My recent blog posts may suggest that I have been spending my time touring stately homes in southern England, like a character in a Jane Austen novel. First Gravetye Manor, and now Mottisfont Abbey. Rest assured that despatches from the gritty streets of London will return soon.

Mottisfont is perhaps best known for the walled rose garden planted by Graham Stuart Thomas. It’s impressive, and the roses are underplanted with lots of perennials. But there were things I liked more about Mottisfont. It’s home to lots of great art (and art exhibitions), has a racy past thanks to notorious Bloomsbury Set parties and some amazing trompe l’oeil in the drawing room. Oh, and it has a 1950s ice cream parlour, trout leaping from the river and a secondhand book shop.

It was the busiest, hottest weekend of the year when we visited but it didn’t feel overrun (although panic did ripple through the ice cream queue when rumours of a shortage circulated). The National Trust is all about being accessible and giving kids freedom to roam these days, and they’ve certainly got it right at Mottisfont. Families were picknicking, lying under trees, rolling down grassy banks and dozing in the sun. And best of all: dangling their feet in the stream. I half expected a health and safety official in a tabard tell us all to move on, but no one came. It was truly lovely.


Gravetye Manor

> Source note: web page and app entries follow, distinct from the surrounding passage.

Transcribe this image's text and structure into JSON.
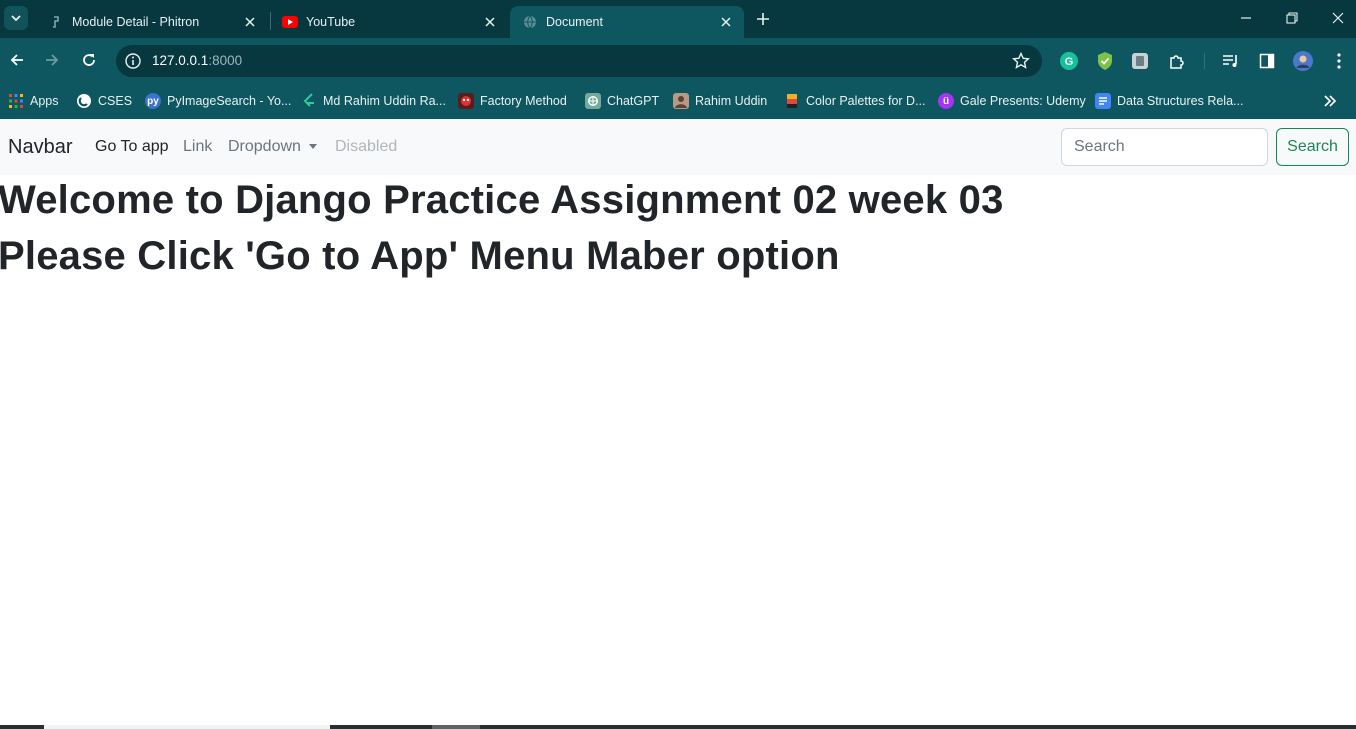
{
  "browser": {
    "tabs": [
      {
        "title": "Module Detail - Phitron",
        "icon": "phitron-icon",
        "active": false
      },
      {
        "title": "YouTube",
        "icon": "youtube-icon",
        "active": false
      },
      {
        "title": "Document",
        "icon": "globe-icon",
        "active": true
      }
    ],
    "address": {
      "host": "127.0.0.1",
      "port": ":8000"
    },
    "bookmarks": [
      {
        "label": "Apps",
        "icon": "apps-grid-icon"
      },
      {
        "label": "CSES",
        "icon": "cses-icon"
      },
      {
        "label": "PyImageSearch - Yo...",
        "icon": "pyimagesearch-icon"
      },
      {
        "label": "Md Rahim Uddin Ra...",
        "icon": "leetcode-icon"
      },
      {
        "label": "Factory Method",
        "icon": "refactoring-icon"
      },
      {
        "label": "ChatGPT",
        "icon": "chatgpt-icon"
      },
      {
        "label": "Rahim Uddin",
        "icon": "profile-photo-icon"
      },
      {
        "label": "Color Palettes for D...",
        "icon": "color-palette-icon"
      },
      {
        "label": "Gale Presents: Udemy",
        "icon": "udemy-icon"
      },
      {
        "label": "Data Structures Rela...",
        "icon": "docs-icon"
      }
    ]
  },
  "navbar": {
    "brand": "Navbar",
    "links": [
      {
        "label": "Go To app",
        "state": "active"
      },
      {
        "label": "Link",
        "state": "normal"
      },
      {
        "label": "Dropdown",
        "state": "dropdown"
      },
      {
        "label": "Disabled",
        "state": "disabled"
      }
    ],
    "search": {
      "placeholder": "Search",
      "value": "",
      "button_label": "Search"
    }
  },
  "content": {
    "heading_1": "Welcome to Django Practice Assignment 02 week 03",
    "heading_2": "Please Click 'Go to App' Menu Maber option"
  },
  "colors": {
    "chrome_dark": "#07373f",
    "chrome_mid": "#0e5660",
    "navbar_bg": "#f8f9fa",
    "text": "#212529",
    "success": "#198754"
  }
}
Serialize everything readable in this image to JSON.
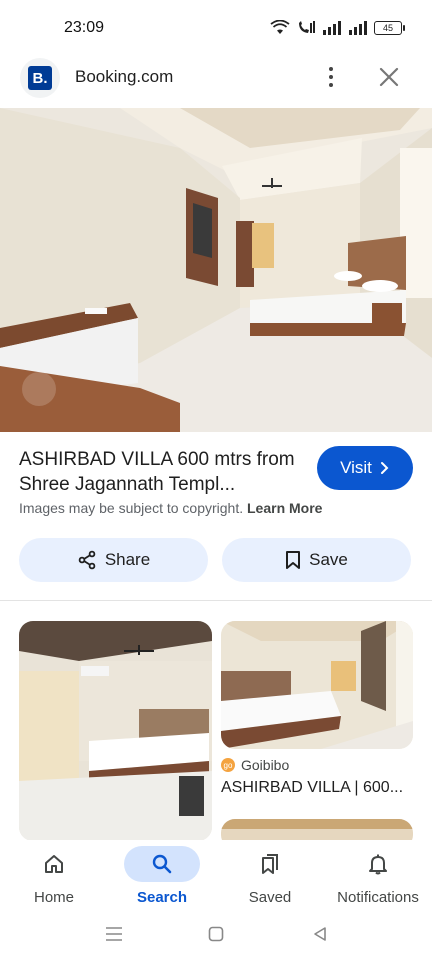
{
  "status": {
    "time": "23:09",
    "battery": "45"
  },
  "header": {
    "logo_letter": "B.",
    "site": "Booking.com"
  },
  "result": {
    "title": "ASHIRBAD VILLA 600 mtrs from Shree Jagannath Templ...",
    "visit_label": "Visit",
    "copyright_text": "Images may be subject to copyright.",
    "learn_more": "Learn More",
    "share_label": "Share",
    "save_label": "Save"
  },
  "related": {
    "card_b_source": "Goibibo",
    "card_b_title": "ASHIRBAD VILLA | 600..."
  },
  "nav": {
    "items": [
      {
        "label": "Home",
        "icon": "home-icon"
      },
      {
        "label": "Search",
        "icon": "search-icon"
      },
      {
        "label": "Saved",
        "icon": "saved-icon"
      },
      {
        "label": "Notifications",
        "icon": "bell-icon"
      }
    ],
    "active": "Search"
  },
  "colors": {
    "accent": "#0b57d0",
    "chip_bg": "#e8f0fe",
    "brand": "#003b95"
  }
}
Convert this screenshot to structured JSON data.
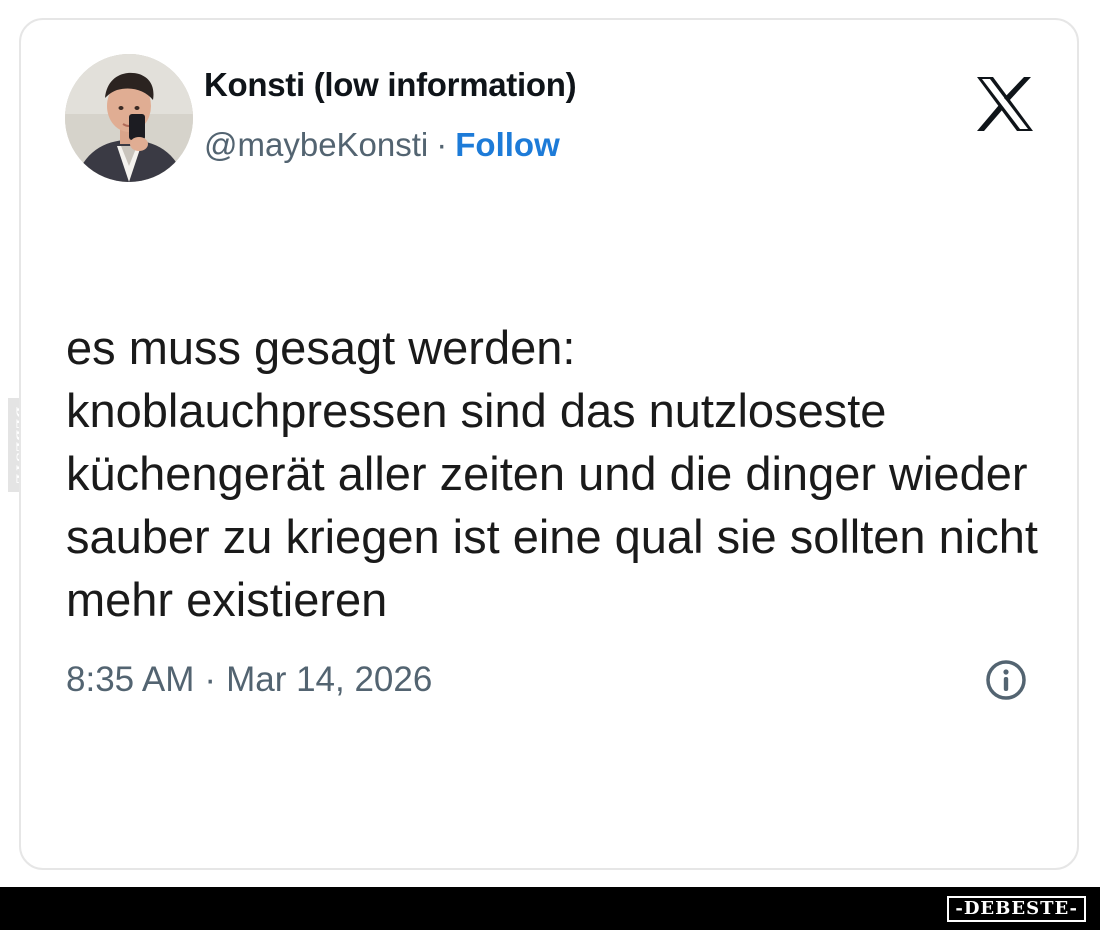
{
  "tweet": {
    "author": {
      "name": "Konsti (low information)",
      "handle": "@maybeKonsti",
      "separator": "·",
      "follow_label": "Follow"
    },
    "text": "es muss gesagt werden:\nknoblauchpressen sind das nutzloseste küchengerät aller zeiten und die dinger wieder sauber zu kriegen ist eine qual sie sollten nicht mehr existieren",
    "time": "8:35 AM",
    "separator": "·",
    "date": "Mar 14, 2026"
  },
  "icons": {
    "platform_logo": "x-logo-icon",
    "info": "info-icon"
  },
  "watermark": {
    "side_text": "DEBESTE",
    "badge_text": "-DEBESTE-"
  },
  "colors": {
    "follow_link": "#1d7bd8",
    "name_text": "#0f1419",
    "meta_text": "#536471",
    "tweet_text": "#1a1a1a",
    "card_border": "#e6e6e6",
    "bottom_bar": "#000000"
  }
}
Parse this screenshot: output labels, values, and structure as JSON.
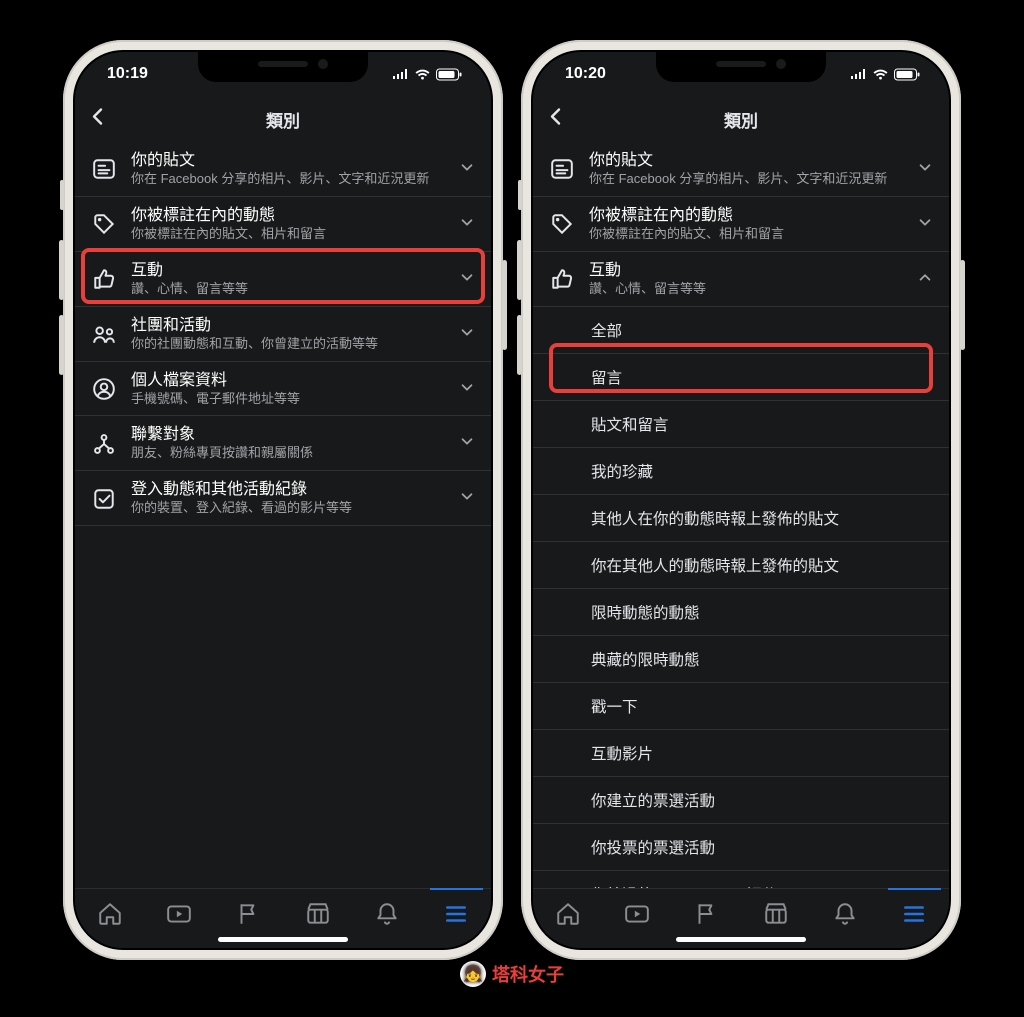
{
  "watermark": "塔科女子",
  "status_time_left": "10:19",
  "status_time_right": "10:20",
  "header_title": "類別",
  "categories": [
    {
      "key": "posts",
      "title": "你的貼文",
      "sub": "你在 Facebook 分享的相片、影片、文字和近況更新"
    },
    {
      "key": "tagged",
      "title": "你被標註在內的動態",
      "sub": "你被標註在內的貼文、相片和留言"
    },
    {
      "key": "interact",
      "title": "互動",
      "sub": "讚、心情、留言等等"
    },
    {
      "key": "groups",
      "title": "社團和活動",
      "sub": "你的社團動態和互動、你曾建立的活動等等"
    },
    {
      "key": "profile",
      "title": "個人檔案資料",
      "sub": "手機號碼、電子郵件地址等等"
    },
    {
      "key": "connect",
      "title": "聯繫對象",
      "sub": "朋友、粉絲專頁按讚和親屬關係"
    },
    {
      "key": "logins",
      "title": "登入動態和其他活動紀錄",
      "sub": "你的裝置、登入紀錄、看過的影片等等"
    }
  ],
  "interact_sub": [
    "全部",
    "留言",
    "貼文和留言",
    "我的珍藏",
    "其他人在你的動態時報上發佈的貼文",
    "你在其他人的動態時報上發佈的貼文",
    "限時動態的動態",
    "典藏的限時動態",
    "戳一下",
    "互動影片",
    "你建立的票選活動",
    "你投票的票選活動",
    "你給過的 Marketplace 評分"
  ]
}
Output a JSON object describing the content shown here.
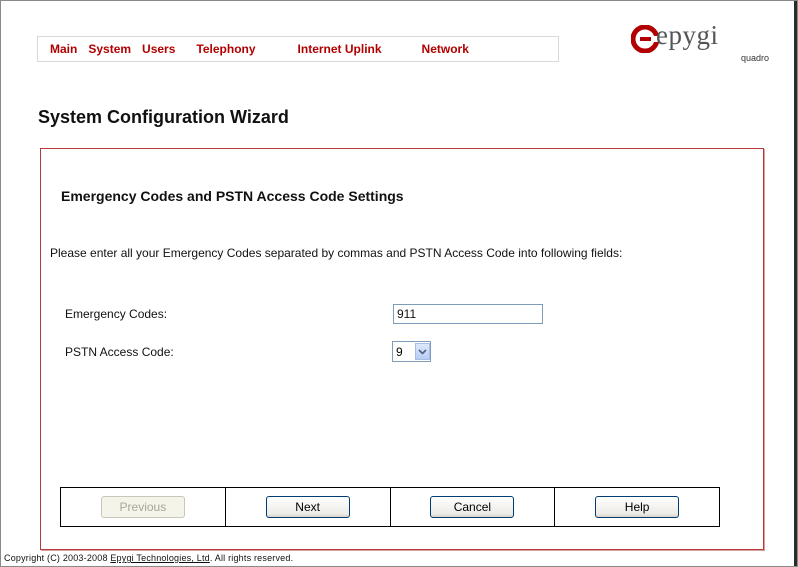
{
  "nav": {
    "items": [
      {
        "label": "Main"
      },
      {
        "label": "System"
      },
      {
        "label": "Users"
      },
      {
        "label": "Telephony"
      },
      {
        "label": "Internet Uplink"
      },
      {
        "label": "Network"
      }
    ]
  },
  "logo": {
    "brand": "epygi",
    "model": "quadro",
    "icon": "epygi-logo-icon",
    "color": "#b20000"
  },
  "page": {
    "title": "System Configuration Wizard"
  },
  "wizard": {
    "heading": "Emergency Codes and PSTN Access Code Settings",
    "instructions": "Please enter all your Emergency Codes separated by commas and PSTN Access Code into following fields:",
    "fields": {
      "emergency_codes": {
        "label": "Emergency Codes:",
        "value": "911"
      },
      "pstn_access_code": {
        "label": "PSTN Access Code:",
        "value": "9"
      }
    },
    "buttons": {
      "previous": "Previous",
      "next": "Next",
      "cancel": "Cancel",
      "help": "Help"
    }
  },
  "footer": {
    "prefix": "Copyright (C) 2003-2008 ",
    "link": "Epygi Technologies, Ltd",
    "suffix": ". All rights reserved."
  },
  "colors": {
    "accent": "#b20000",
    "wizard_border": "#b63a3a"
  }
}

If I had to describe Gravetye Manor in one word, it would be: dreamy.

There’s something otherworldly about the place. In common with most grand houses (it’s now a hotel), the view is unencumbered by anything other than rolling countryside. On the day I visited, people were quietly eating lunch in the panelled restaurant rooms and sipping tea on the croquet lawn, much as they probably have done for centuries. It feels far removed from the world’s troubles.

The planting is pretty dreamy, too. Gravetye  is the former home of the legendary gardener William Robinson, who eschewed formal Victorian bedding schemes in favour of mixed borders and wilder, naturalisti planting. Tom Coward, the current head gardener, continues in the same spirit today. He formerly worked alongside Fergus Garrett at Great Dixter, and it shows – he’s not afraid to combine plants in interesting ways. I’ve never cared much for lupins or apricot foxgloves, but I loved how Tom uses them.

Even more impressively, the garden has been turned around in just three years – the previous owners of the hotel had financial difficulties and the garden became neglected. You wouldn’t know that parts of the garden are plagued by Japanese knotweed, which Tom has been working to eradicate. Other weeds, such as bracken, remain, and add to the charm – this isn’t a prim and proper garden.


Like many grand houses, Gravetye has elements that we mere mortals can only dream of, such as a peach house and a circular walled garden that catches every last ray of sun. It supplies fruit and veg to the restaurant, as well as cut flowers for the house. Tom grows lots of ladybird poppies, which supply vivid splashes of red. They’re hopeless in a vase, which ensures that they don’t get picked.


Meadows (and their loss) are big news at the moment, but William Robinson experimented with creating one 100 years ago. What goes around comes around, even in gardening – Gravetye is definitely having a moment.